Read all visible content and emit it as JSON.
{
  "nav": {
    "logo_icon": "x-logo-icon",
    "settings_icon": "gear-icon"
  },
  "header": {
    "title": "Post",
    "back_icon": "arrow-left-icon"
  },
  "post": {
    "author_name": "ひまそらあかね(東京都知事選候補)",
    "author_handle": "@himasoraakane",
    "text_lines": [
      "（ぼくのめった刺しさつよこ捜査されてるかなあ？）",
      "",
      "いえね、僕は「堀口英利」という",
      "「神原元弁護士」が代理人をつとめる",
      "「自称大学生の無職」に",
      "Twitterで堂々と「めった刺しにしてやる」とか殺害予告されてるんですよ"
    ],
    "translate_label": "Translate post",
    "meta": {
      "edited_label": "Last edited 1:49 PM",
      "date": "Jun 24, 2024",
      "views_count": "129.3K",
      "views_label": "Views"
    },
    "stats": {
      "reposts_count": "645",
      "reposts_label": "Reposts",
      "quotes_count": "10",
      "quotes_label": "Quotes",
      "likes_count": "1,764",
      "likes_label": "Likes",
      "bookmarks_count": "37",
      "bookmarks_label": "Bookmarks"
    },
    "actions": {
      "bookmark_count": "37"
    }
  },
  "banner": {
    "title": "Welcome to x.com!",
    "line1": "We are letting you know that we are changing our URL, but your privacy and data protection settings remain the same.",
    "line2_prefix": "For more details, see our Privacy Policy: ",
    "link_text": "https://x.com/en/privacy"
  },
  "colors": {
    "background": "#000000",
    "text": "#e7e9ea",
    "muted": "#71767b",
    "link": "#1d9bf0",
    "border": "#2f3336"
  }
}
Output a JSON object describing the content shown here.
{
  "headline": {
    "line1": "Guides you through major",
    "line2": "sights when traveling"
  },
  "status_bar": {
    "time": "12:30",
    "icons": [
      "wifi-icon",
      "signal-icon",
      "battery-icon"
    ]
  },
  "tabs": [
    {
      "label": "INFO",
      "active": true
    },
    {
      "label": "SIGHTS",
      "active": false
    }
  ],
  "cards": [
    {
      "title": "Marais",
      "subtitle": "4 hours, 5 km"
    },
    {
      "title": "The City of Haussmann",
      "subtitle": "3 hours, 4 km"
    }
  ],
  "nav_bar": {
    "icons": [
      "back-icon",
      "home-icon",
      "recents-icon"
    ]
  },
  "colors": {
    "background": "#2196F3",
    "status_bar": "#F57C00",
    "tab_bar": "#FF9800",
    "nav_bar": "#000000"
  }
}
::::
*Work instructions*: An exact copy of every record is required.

*Result for this task*:
Read all visible content and emit it as JSON.
{
  "nav": {
    "logo_icon": "x-logo-icon",
    "settings_icon": "gear-icon"
  },
  "header": {
    "title": "Post",
    "back_icon": "arrow-left-icon"
  },
  "post": {
    "author_name": "ひまそらあかね(東京都知事選候補)",
    "author_handle": "@himasoraakane",
    "text_lines": [
      "（ぼくのめった刺しさつよこ捜査されてるかなあ？）",
      "",
      "いえね、僕は「堀口英利」という",
      "「神原元弁護士」が代理人をつとめる",
      "「自称大学生の無職」に",
      "Twitterで堂々と「めった刺しにしてやる」とか殺害予告されてるんですよ"
    ],
    "translate_label": "Translate post",
    "meta": {
      "edited_label": "Last edited 1:49 PM",
      "date": "Jun 24, 2024",
      "views_count": "129.3K",
      "views_label": "Views"
    },
    "stats": {
      "reposts_count": "645",
      "reposts_label": "Reposts",
      "quotes_count": "10",
      "quotes_label": "Quotes",
      "likes_count": "1,764",
      "likes_label": "Likes",
      "bookmarks_count": "37",
      "bookmarks_label": "Bookmarks"
    },
    "actions": {
      "bookmark_count": "37"
    }
  },
  "banner": {
    "title": "Welcome to x.com!",
    "line1": "We are letting you know that we are changing our URL, but your privacy and data protection settings remain the same.",
    "line2_prefix": "For more details, see our Privacy Policy: ",
    "link_text": "https://x.com/en/privacy"
  },
  "colors": {
    "background": "#000000",
    "text": "#e7e9ea",
    "muted": "#71767b",
    "link": "#1d9bf0",
    "border": "#2f3336"
  }
}
Output a JSON object describing the content shown here.
{
  "headline": {
    "line1": "Guides you through major",
    "line2": "sights when traveling"
  },
  "status_bar": {
    "time": "12:30",
    "icons": [
      "wifi-icon",
      "signal-icon",
      "battery-icon"
    ]
  },
  "tabs": [
    {
      "label": "INFO",
      "active": true
    },
    {
      "label": "SIGHTS",
      "active": false
    }
  ],
  "cards": [
    {
      "title": "Marais",
      "subtitle": "4 hours, 5 km"
    },
    {
      "title": "The City of Haussmann",
      "subtitle": "3 hours, 4 km"
    }
  ],
  "nav_bar": {
    "icons": [
      "back-icon",
      "home-icon",
      "recents-icon"
    ]
  },
  "colors": {
    "background": "#2196F3",
    "status_bar": "#F57C00",
    "tab_bar": "#FF9800",
    "nav_bar": "#000000"
  }
}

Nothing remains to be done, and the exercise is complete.